If Leucadia’s Buying Jefferies, Should You Buy Some Goldman Sachs?
Since early last year, the book value of Jefferies & Co. (JEF) has grown more rapidly than that of Goldman Sachs (GS), the investment bank that Jefferies aspires to emulate. Monday, Leucadia National (LUK), a holding company that itself likes to emulate a bigger and better-known brand, Warren Buffett’s Berkshire Hathaway (BRK.B), decided to pay about 1.2 times that book value, by some estimates, giving Jefferies a larger capital base from which it can continue its battle to join Goldman Sachs as one of Wall Street’s power players. Despite the turmoil that followed the financial crisis, the country’s biggest financial firms have been able to hold onto their dominant position, frustrating the likes of Jefferies, which had hoped to shake up the status quo and the investment banking league tables.
But does the Leucadia merger mean that Jefferies really is worth more than Goldman Sachs, pound for pound, as the current valuations suggest?
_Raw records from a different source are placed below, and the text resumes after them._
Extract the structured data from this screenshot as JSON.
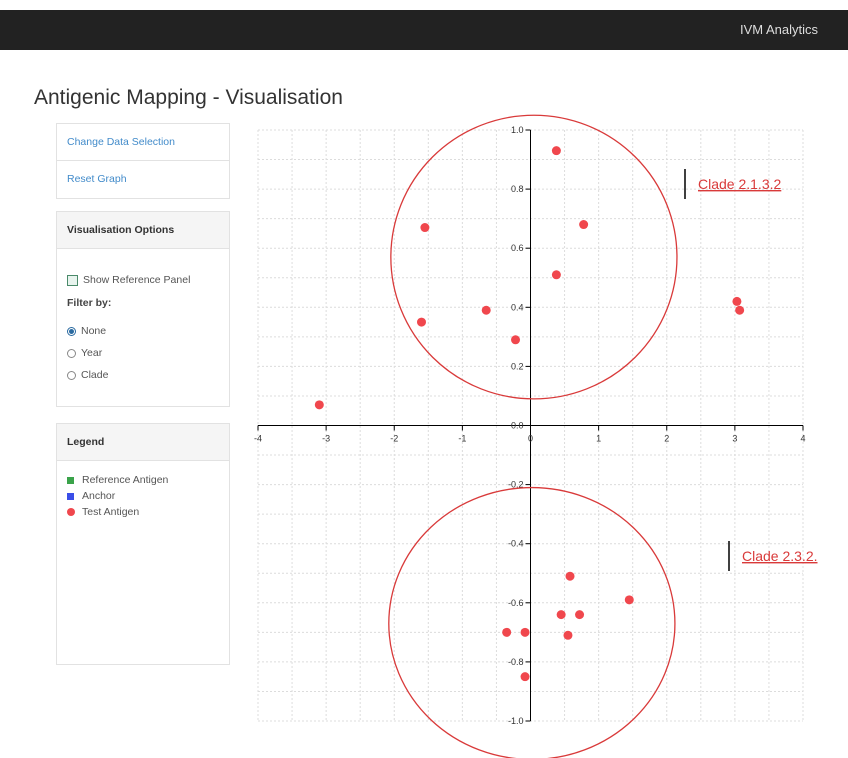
{
  "navbar": {
    "brand": "IVM Analytics"
  },
  "page": {
    "title": "Antigenic Mapping - Visualisation"
  },
  "sidebar": {
    "links": [
      "Change Data Selection",
      "Reset Graph"
    ],
    "options": {
      "heading": "Visualisation Options",
      "show_reference_panel": {
        "label": "Show Reference Panel",
        "checked": false
      },
      "filter_label": "Filter by:",
      "filters": [
        {
          "label": "None",
          "checked": true
        },
        {
          "label": "Year",
          "checked": false
        },
        {
          "label": "Clade",
          "checked": false
        }
      ]
    },
    "legend": {
      "heading": "Legend",
      "items": [
        {
          "label": "Reference Antigen",
          "color": "#3aa34a"
        },
        {
          "label": "Anchor",
          "color": "#3a4ee8"
        },
        {
          "label": "Test Antigen",
          "color": "#f0474d"
        }
      ]
    }
  },
  "chart_data": {
    "type": "scatter",
    "xlim": [
      -4,
      4
    ],
    "ylim": [
      -1.0,
      1.0
    ],
    "grid": true,
    "x_ticks": [
      "-4",
      "-3",
      "-2",
      "-1",
      "0",
      "1",
      "2",
      "3",
      "4"
    ],
    "y_ticks": [
      "1.0",
      "0.8",
      "0.6",
      "0.4",
      "0.2",
      "0.0",
      "-0.2",
      "-0.4",
      "-0.6",
      "-0.8",
      "-1.0"
    ],
    "point_color": "#f0474d",
    "points": [
      {
        "x": 0.38,
        "y": 0.93
      },
      {
        "x": 0.78,
        "y": 0.68
      },
      {
        "x": -1.55,
        "y": 0.67
      },
      {
        "x": 0.38,
        "y": 0.51
      },
      {
        "x": -0.65,
        "y": 0.39
      },
      {
        "x": -1.6,
        "y": 0.35
      },
      {
        "x": -0.22,
        "y": 0.29
      },
      {
        "x": -3.1,
        "y": 0.07
      },
      {
        "x": 3.03,
        "y": 0.42
      },
      {
        "x": 3.07,
        "y": 0.39
      },
      {
        "x": 0.58,
        "y": -0.51
      },
      {
        "x": 1.45,
        "y": -0.59
      },
      {
        "x": 0.45,
        "y": -0.64
      },
      {
        "x": 0.72,
        "y": -0.64
      },
      {
        "x": 0.55,
        "y": -0.71
      },
      {
        "x": -0.35,
        "y": -0.7
      },
      {
        "x": -0.08,
        "y": -0.7
      },
      {
        "x": -0.08,
        "y": -0.85
      }
    ],
    "annotations": [
      {
        "label": "Clade 2.1.3.2",
        "color": "#d93a3a",
        "cx": 0.05,
        "cy": 0.57,
        "rx": 2.1,
        "ry": 0.48
      },
      {
        "label": "Clade 2.3.2.",
        "color": "#d93a3a",
        "cx": 0.02,
        "cy": -0.67,
        "rx": 2.1,
        "ry": 0.46
      }
    ]
  }
}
Moody’s last month downgraded Jefferies’ debt to only a notch above investment grade, warning that the investment bank’s rapid expansion may have taken a toll on its risk management culture and practices. Market participants vividly remember how worries about Jefferies’ exposure to European debt in the wake of MF Global’s collapse and warnings from another rating agency wiped more than half the value off Jefferies shares. The investment bank has bounced back from that, however, and made it clear that rather than being the source of market risk (indeed, it lost money trading on only a single day during its third quarter, significantly less than the number of days Goldman Sachs reported a trading loss), it is more interested in being part of the solution. It stepped in to help orchestrate the rescue of Knight Capital after the market-making firm teetered on the edge of collapse in the wake of an electronic trading catastrophe that cost it $440 million in losses.
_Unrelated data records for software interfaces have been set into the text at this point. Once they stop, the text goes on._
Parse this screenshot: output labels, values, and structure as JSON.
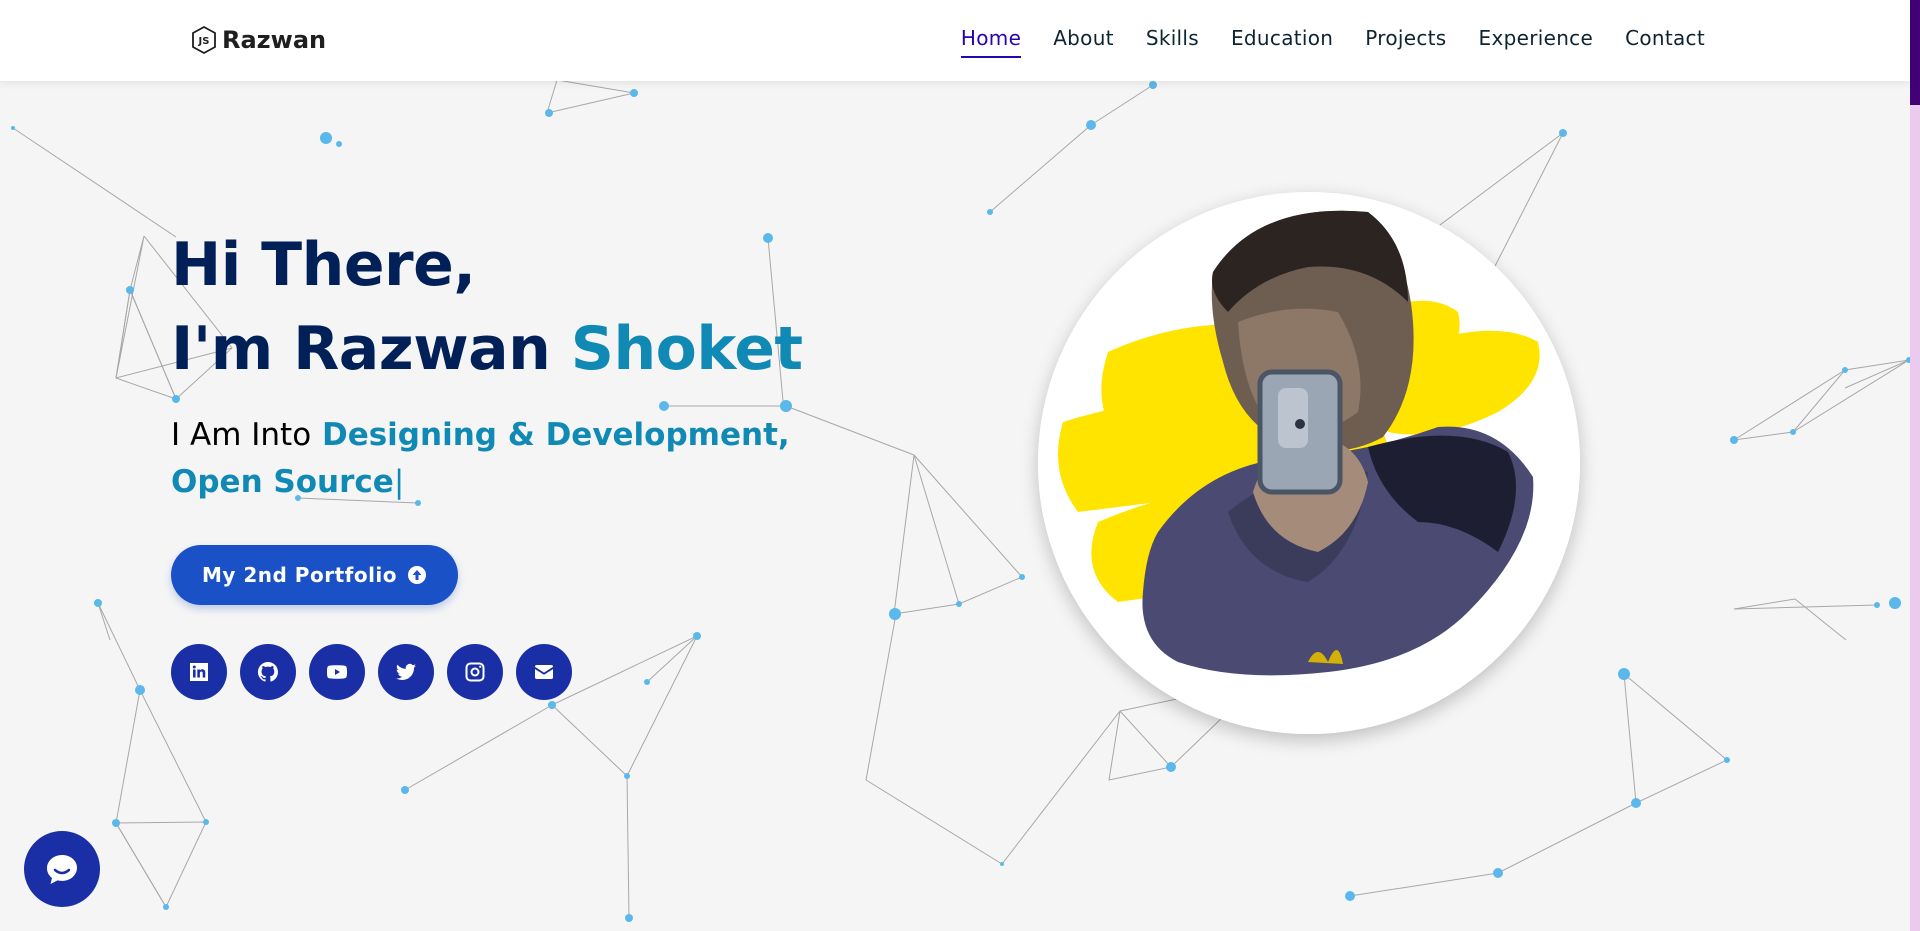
{
  "brand": {
    "name": "Razwan",
    "icon": "js-hexagon-icon"
  },
  "nav": {
    "items": [
      {
        "label": "Home",
        "active": true
      },
      {
        "label": "About"
      },
      {
        "label": "Skills"
      },
      {
        "label": "Education"
      },
      {
        "label": "Projects"
      },
      {
        "label": "Experience"
      },
      {
        "label": "Contact"
      }
    ]
  },
  "hero": {
    "greeting": "Hi There,",
    "name_prefix": "I'm Razwan",
    "name_highlight": "Shoket",
    "typed_lead": "I Am Into",
    "typed_roles": "Designing & Development, Open Source",
    "cursor": "|",
    "cta_label": "My 2nd Portfolio",
    "cta_icon": "arrow-circle-up-icon"
  },
  "socials": [
    {
      "name": "linkedin-icon"
    },
    {
      "name": "github-icon"
    },
    {
      "name": "youtube-icon"
    },
    {
      "name": "twitter-icon"
    },
    {
      "name": "instagram-icon"
    },
    {
      "name": "envelope-icon"
    }
  ],
  "colors": {
    "navy": "#002057",
    "teal_accent": "#1089b4",
    "button_blue": "#1a51c7",
    "social_blue": "#1a2fa6",
    "nav_active": "#2506ad",
    "particle": "#5ab9ea",
    "scroll_thumb": "#420177",
    "scroll_track": "#ecc9ee"
  },
  "chat_widget": {
    "icon": "chat-bubble-icon"
  }
}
Goldman Sachs has had to pull back from taking risk; the bank’s average daily value-at-risk, or VaR, by one measure was nearly 20% below year-earlier levels in the third quarter, or an average of $81 million on any given trading day. But the less risk it takes, the lower its potential earnings. That means Goldman will have to pay careful heed to its costs, especially in the midst of an environment in which trading levels remain below normal and advisory fees harder to come by.
That said, there are a few arguments in favor of owning Goldman’s shares at this point in time.
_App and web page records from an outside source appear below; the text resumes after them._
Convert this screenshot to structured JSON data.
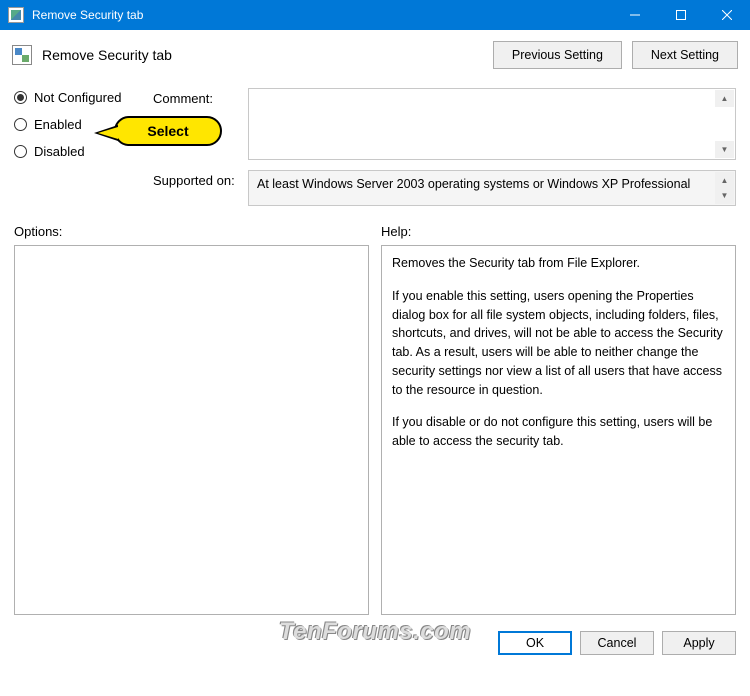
{
  "window": {
    "title": "Remove Security tab"
  },
  "toolbar": {
    "heading": "Remove Security tab",
    "prev_btn": "Previous Setting",
    "next_btn": "Next Setting"
  },
  "state": {
    "options": [
      {
        "label": "Not Configured",
        "selected": true
      },
      {
        "label": "Enabled",
        "selected": false
      },
      {
        "label": "Disabled",
        "selected": false
      }
    ],
    "callout_text": "Select"
  },
  "fields": {
    "comment_label": "Comment:",
    "comment_value": "",
    "supported_label": "Supported on:",
    "supported_value": "At least Windows Server 2003 operating systems or Windows XP Professional"
  },
  "lower": {
    "options_label": "Options:",
    "help_label": "Help:",
    "help_paragraphs": [
      "Removes the Security tab from File Explorer.",
      "If you enable this setting, users opening the Properties dialog box for all file system objects, including folders, files, shortcuts, and drives, will not be able to access the Security tab. As a result, users will be able to neither change the security settings nor view a list of all users that have access to the resource in question.",
      "If you disable or do not configure this setting, users will be able to access the security tab."
    ]
  },
  "footer": {
    "ok": "OK",
    "cancel": "Cancel",
    "apply": "Apply"
  },
  "watermark": "TenForums.com"
}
First of all, there’s the value case. Goldman’s return on equity – a key metric for banks and investment banks – has taken a turn northward, even as its P/E ratio for the trailing 12 months has fallen. That’s a good combination.
Secondly, if you’re going to place a bet on any investment banking team to be able to re-imagine itself for the new post Dodd-Frank era by devising new sources of stable revenue while remaining nimble enough to participate in any recovery in trading activity, it’s more likely to be the savvy team at Goldman Sachs than it is to be Jefferies Group. The former has a cohesive culture and established management; the latter already is the product of a series of acquisitions of operating businesses and trading and banking teams to which the Leucadia merger will add one more layer. And while Goldman remains vulnerable to regulatory risk – what happens if rule makers determine that its market-making activities amount to proprietary trading? – no one is likely to insist that Goldman Sachs be broken up into its constituent pieces.
Opting to jump into Goldman Sachs shares could well be a good call for a risk-tolerant investor willing to bet on the long-term prospects for the investment banking industry, but those risks aren’t insignificant. True, Goldman’s share price has fallen from its recent highs in the post-election market pullback (although the Jefferies news prompted a small rally on Monday). But its PEG ratio, which sets its valuation, or PE ratio, against the rate of earnings growth, is sharply higher, a warning signal for the valuation conscious investor. The fact that the valuation argument weighs heavily in favor of Goldman on a relative basis isn’t enough to make it unequivocally exciting in absolute terms – at least at current prices. Investors could well end up overpaying for current growth or betting on future growth that could prove elusive.
Suzanne McGee is a contributing editor at YCharts, which includes the just-released YCharts Pro Platinum for professional investors.
Filed under: Company Analysis